As the current national debate struggles with questions of what it means to be American and who gets to be American, We Are Pilgrims, explores the American creation story from many angles, imagining what the lives of these early immigrants might really have been like, and what their lives mean to us now, almost 400 years later.

Born in Springfield Massachusettes, Annie Bissett spent two decades as a professional illustrator, working for the Washington Post, National Geographic Society, and TimeLife Publications, before turning her attention to Japanese woodblock printmaking in 2005.  She is an active member of Zea Mays Printmaking Studio in Florence, MA.  Her work has been selected for numerous juried exhibitions and biennials including the International Print Center of New York's New Prints 2009/Autumn, the 2009 Robert Blackburn Printmaking Workshop Annual Exhibition, New York; the 2009 Los Angeles Printmaking Workshop Annual Exhibition; the Hunt's Prize at the Boston Printmakers 2009 N. American Print Biennial; the exhibition Violence at the Jundt Art Museum, Gongaza University, Spokane, WA; and Printed Matter at Giant Robot Gallery, San Francisco, CA.  Annie Bissett has been represented by the Seattle gallery, Cullom Gallery since 2007, where her first solo exhibition, Far Away Up Close, was mounted in 2008.  Annie Bissett is also a leading voice in the growing American moku hanga printmaking movement; Bissett's blog, Woodblock Dreams, which she began in 2005, counts over 9000 views and hundreds of regular readers.  Her prints are part of the permanent collections of the Spencer Museum of Art, University of Kansas, Lawrence KS; and the Jundt Art Museum, Gonzaga Univeristy, Spokane WA.

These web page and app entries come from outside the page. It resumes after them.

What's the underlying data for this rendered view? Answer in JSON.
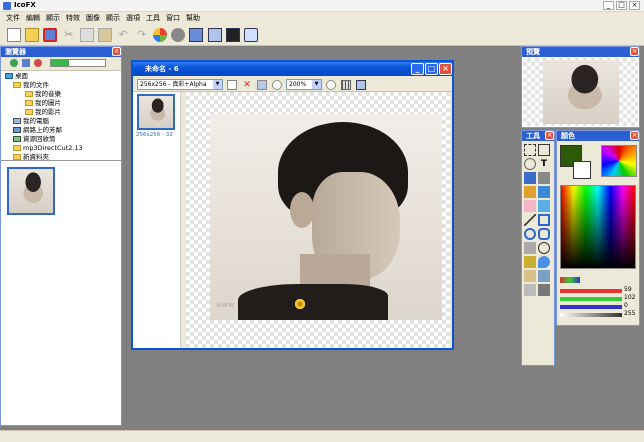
{
  "window": {
    "title": "IcoFX"
  },
  "menu": [
    "文件",
    "編輯",
    "顯示",
    "特效",
    "圖像",
    "顯示",
    "選項",
    "工具",
    "窗口",
    "幫助"
  ],
  "explorer": {
    "title": "瀏覽器",
    "tree": [
      {
        "label": "桌面",
        "level": 0
      },
      {
        "label": "我的文件",
        "level": 1
      },
      {
        "label": "我的音樂",
        "level": 2
      },
      {
        "label": "我的圖片",
        "level": 2
      },
      {
        "label": "我的影片",
        "level": 2
      },
      {
        "label": "我的電腦",
        "level": 1
      },
      {
        "label": "網路上的芳鄰",
        "level": 1
      },
      {
        "label": "資源回收筒",
        "level": 1
      },
      {
        "label": "mp3DirectCut2.13",
        "level": 1
      },
      {
        "label": "新資料夾",
        "level": 1
      }
    ]
  },
  "document": {
    "title": "未命名 - 6",
    "format_select": "256x256 - 真彩+Alpha",
    "zoom_select": "200%",
    "thumb_label": "256x256 - 32",
    "watermark": "WWW"
  },
  "preview": {
    "title": "預覽"
  },
  "tools": {
    "title": "工具"
  },
  "colors": {
    "title": "顏色",
    "primary": "#2d5a06",
    "rgba": [
      59,
      102,
      0,
      255
    ]
  }
}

  1. Wonderful essay. I love Annie Bissett's work.

  2. With her choice of important and relevant subject matter, fine and painstaking technique and an instinctive "eye" for composition, I rate Bisset as being one of the most significant printmakers working today.